The newcomer Kristen Dodge of Dodge Gallery concurs. “It’s worth reconsidering what a gallery should aspire to become,” she says. “Bigger gallery, bigger space, bigger budget, bigger art is not a formula that necessarily inspires better work. The best galleries in LES have a healthy dose of scepticism and subscribe to the notion that art comes first.” Sue Scott, who opened her gallery in 2008, describes the LES scene as a “place that’s freer”, where “there’s less pressure to develop”. Scott is confident that LES artists can become future stars. “LES is the breeding ground for a new generation of New York artists. I hear over and over again how artists are daunted by the cavernous spaces of Chelsea galleries. They like the human scale of LES spaces.”

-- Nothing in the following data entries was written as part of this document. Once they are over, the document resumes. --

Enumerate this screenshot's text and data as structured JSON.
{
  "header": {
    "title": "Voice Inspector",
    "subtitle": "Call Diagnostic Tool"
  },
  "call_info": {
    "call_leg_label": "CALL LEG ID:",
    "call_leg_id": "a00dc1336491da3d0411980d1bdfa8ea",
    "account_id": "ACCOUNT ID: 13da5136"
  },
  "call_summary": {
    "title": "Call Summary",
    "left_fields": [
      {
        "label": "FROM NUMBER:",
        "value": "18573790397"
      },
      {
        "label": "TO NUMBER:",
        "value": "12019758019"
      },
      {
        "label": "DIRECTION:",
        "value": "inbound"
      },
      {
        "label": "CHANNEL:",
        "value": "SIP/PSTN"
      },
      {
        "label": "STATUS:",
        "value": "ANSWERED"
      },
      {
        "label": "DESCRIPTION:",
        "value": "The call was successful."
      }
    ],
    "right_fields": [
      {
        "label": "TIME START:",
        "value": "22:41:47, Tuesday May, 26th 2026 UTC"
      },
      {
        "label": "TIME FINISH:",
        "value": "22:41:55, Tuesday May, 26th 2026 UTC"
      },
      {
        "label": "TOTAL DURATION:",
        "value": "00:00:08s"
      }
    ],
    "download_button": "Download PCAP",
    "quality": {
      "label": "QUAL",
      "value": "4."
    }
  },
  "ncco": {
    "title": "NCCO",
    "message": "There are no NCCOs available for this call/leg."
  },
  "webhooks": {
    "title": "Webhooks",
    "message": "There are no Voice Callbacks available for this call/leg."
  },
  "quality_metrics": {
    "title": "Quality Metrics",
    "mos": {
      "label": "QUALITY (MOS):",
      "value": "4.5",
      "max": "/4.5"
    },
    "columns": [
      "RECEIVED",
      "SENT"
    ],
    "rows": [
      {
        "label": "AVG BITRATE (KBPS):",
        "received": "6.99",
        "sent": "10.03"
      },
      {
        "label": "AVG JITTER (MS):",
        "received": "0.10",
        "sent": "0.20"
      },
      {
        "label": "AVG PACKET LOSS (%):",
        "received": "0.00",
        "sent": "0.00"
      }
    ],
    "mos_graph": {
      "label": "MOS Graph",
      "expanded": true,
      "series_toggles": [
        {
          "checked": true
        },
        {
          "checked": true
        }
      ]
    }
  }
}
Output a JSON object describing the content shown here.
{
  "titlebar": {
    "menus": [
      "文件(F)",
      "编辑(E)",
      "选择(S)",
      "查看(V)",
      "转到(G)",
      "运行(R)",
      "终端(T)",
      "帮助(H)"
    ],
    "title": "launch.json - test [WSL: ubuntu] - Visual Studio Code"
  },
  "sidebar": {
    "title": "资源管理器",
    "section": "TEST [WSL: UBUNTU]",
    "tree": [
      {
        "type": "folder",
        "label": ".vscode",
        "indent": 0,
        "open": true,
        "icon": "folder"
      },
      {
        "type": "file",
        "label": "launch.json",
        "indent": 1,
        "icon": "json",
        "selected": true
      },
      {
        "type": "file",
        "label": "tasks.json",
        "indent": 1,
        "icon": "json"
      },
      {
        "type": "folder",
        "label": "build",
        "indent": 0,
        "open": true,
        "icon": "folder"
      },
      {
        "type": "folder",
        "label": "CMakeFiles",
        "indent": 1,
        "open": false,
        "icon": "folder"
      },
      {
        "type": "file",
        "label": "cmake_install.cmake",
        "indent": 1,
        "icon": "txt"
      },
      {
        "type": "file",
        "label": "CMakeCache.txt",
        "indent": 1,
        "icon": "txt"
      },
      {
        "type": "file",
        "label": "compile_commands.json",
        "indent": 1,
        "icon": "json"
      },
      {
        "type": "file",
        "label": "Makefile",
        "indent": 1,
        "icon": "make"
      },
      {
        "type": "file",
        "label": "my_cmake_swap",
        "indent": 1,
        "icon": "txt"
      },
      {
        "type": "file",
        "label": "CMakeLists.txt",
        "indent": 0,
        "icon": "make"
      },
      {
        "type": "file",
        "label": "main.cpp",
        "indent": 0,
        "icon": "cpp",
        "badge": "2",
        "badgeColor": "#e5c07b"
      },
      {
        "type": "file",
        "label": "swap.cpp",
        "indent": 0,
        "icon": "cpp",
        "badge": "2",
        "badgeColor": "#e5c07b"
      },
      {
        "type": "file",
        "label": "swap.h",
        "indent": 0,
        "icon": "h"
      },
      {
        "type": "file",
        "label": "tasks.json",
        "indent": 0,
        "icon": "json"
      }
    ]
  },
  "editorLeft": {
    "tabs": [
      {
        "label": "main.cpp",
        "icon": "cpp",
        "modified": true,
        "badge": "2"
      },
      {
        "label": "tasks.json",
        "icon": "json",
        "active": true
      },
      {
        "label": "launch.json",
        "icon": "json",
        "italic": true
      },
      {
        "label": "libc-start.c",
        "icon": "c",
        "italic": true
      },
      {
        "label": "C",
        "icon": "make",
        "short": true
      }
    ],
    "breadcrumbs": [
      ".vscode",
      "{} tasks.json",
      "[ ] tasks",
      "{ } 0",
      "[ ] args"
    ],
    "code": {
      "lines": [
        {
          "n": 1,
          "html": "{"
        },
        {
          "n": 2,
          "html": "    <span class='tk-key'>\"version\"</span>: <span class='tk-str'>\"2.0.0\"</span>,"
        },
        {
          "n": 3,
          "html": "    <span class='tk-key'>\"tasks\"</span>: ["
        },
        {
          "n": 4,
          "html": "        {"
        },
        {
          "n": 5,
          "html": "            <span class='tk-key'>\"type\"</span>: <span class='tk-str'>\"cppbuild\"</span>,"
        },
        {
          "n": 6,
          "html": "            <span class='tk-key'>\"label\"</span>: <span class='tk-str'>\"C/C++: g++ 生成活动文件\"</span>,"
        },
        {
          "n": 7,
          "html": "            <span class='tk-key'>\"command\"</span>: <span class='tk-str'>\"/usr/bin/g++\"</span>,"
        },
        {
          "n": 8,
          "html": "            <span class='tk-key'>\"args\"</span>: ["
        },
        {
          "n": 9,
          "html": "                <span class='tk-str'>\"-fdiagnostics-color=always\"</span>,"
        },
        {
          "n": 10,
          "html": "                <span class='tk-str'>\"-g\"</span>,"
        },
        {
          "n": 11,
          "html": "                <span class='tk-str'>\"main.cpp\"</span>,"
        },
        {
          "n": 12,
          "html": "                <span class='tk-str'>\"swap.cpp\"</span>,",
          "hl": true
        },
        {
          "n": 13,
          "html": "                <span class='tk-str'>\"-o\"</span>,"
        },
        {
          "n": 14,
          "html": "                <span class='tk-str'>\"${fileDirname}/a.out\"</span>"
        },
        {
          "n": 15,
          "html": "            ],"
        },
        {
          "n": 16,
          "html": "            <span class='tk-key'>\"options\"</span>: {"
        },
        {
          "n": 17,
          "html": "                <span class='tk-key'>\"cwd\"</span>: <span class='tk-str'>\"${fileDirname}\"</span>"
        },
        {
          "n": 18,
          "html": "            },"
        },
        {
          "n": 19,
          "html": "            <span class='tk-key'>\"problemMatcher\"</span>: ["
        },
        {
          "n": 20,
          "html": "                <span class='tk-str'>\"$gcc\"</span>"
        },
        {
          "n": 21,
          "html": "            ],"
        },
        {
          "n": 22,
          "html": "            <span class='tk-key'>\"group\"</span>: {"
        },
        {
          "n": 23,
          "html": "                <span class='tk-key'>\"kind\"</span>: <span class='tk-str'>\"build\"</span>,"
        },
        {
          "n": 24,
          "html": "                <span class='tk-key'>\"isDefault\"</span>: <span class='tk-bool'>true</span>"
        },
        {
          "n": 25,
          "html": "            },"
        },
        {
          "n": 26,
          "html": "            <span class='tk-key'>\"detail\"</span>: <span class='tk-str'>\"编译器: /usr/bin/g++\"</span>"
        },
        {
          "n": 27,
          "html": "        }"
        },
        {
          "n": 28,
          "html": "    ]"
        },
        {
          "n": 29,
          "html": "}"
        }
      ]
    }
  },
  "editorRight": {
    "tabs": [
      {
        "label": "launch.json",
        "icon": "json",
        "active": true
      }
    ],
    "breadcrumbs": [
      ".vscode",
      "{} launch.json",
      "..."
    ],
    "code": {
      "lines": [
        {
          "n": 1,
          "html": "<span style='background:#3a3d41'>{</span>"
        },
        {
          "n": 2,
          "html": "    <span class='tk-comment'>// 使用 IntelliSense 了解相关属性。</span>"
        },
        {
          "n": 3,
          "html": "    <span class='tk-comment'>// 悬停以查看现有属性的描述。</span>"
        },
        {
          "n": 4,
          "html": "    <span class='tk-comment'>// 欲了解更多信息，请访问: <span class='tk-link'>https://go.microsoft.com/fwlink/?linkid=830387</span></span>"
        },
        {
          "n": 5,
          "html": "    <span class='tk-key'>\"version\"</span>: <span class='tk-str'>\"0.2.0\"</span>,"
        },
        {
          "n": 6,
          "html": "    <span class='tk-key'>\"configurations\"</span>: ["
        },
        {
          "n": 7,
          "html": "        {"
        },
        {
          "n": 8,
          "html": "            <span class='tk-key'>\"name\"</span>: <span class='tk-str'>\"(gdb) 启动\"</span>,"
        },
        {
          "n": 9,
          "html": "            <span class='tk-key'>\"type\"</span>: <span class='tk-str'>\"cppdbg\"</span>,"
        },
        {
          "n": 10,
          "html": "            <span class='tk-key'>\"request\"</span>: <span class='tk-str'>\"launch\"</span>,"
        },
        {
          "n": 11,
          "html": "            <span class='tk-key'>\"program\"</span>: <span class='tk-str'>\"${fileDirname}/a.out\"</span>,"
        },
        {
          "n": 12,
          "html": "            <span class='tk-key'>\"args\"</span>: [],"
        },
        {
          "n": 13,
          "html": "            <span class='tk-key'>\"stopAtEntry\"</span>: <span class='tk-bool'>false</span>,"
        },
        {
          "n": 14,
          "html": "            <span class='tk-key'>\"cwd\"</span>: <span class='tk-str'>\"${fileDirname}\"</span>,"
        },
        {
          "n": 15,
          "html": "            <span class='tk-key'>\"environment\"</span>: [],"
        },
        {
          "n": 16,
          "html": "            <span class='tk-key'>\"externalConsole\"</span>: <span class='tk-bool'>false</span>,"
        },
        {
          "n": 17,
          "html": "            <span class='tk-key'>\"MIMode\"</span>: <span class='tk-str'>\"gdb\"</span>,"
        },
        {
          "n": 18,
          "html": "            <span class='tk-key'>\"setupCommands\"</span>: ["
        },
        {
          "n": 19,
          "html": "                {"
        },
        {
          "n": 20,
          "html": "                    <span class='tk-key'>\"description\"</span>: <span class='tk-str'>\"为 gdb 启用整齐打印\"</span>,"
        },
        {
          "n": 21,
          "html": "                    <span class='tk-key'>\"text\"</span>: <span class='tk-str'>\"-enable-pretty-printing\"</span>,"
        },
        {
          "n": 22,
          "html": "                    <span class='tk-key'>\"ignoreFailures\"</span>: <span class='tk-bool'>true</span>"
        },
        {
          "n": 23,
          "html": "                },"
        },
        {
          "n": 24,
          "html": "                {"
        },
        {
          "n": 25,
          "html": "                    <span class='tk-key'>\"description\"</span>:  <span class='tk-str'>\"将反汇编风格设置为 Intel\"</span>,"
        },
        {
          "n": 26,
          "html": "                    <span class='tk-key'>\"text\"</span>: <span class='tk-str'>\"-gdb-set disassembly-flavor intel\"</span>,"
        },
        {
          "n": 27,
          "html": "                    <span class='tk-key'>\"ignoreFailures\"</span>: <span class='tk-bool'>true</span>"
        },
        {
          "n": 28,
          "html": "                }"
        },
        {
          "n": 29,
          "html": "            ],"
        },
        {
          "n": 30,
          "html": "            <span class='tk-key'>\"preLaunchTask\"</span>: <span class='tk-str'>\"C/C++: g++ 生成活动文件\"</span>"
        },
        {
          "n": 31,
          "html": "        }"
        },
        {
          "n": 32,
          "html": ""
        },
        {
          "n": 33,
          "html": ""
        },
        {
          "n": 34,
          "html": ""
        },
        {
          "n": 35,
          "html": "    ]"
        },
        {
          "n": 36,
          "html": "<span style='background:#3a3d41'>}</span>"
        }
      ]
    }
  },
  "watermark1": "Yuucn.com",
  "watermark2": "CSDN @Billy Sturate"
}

The question remains, though, whether all this dealer modesty itself begets what Abreu and Lopez-Chahoud separately describe as work that avoids “grand statements”. Speaking about the often wilfully eccentric, collage- and process-inspired art that dominates the neighbourhood—and populates this year’s offbeat Whitney Biennial—the Village Voice’s R.C. Baker is less sanguine. “Some of the work I see in LES is completely off the wall, and some is terrific. Still, I haven’t seen anything, no matter how weird, that genuinely breaks away from the norm. That problem is not just particular to the Lower East Side—these days, I don’t see breakthroughs anywhere in New York.” Artistic breakthrough or not, modesty of scale and concept hasn’t hindered the LES dealer Augusto Arbizo, of Eleven Rivington, from finding a booming market for the artist Jacob Kassay—one metallic monochrome sold at auction last year for $290,500.

For the art adviser Lisa Schiff, it doesn’t make sense to talk about galleries or artists according to geographical location. “I have my intelligentsia in New York,” she says, “and I watch them.” Listing spaces as far afield as Brooklyn, Queens and the Upper East Side, Schiff adds: “Some of these spaces are upstarts, but I find that they’re all connected, idea-wise.”

And yet the comparisons stick. According to Abreu, “everyone is asking who the next Matthew Marks is going to be”, but this is entirely the wrong puzzler, he says. “The question should be what comes after Matthew Marks.” Fair enough. But it bears mentioning that in 1992 Marks was showing Brice Marden and Nan Goldin. For New York in 2012, the consciously modest, quirkily experimental LES gallery scene is as game-changing as it gets.

Many LES galleries are due to open late on Sunday 6 May for Downtown Night. For details, see www.friezenewyork.com

Originally appeared in The Art Newspaper as ‘The upstart factor'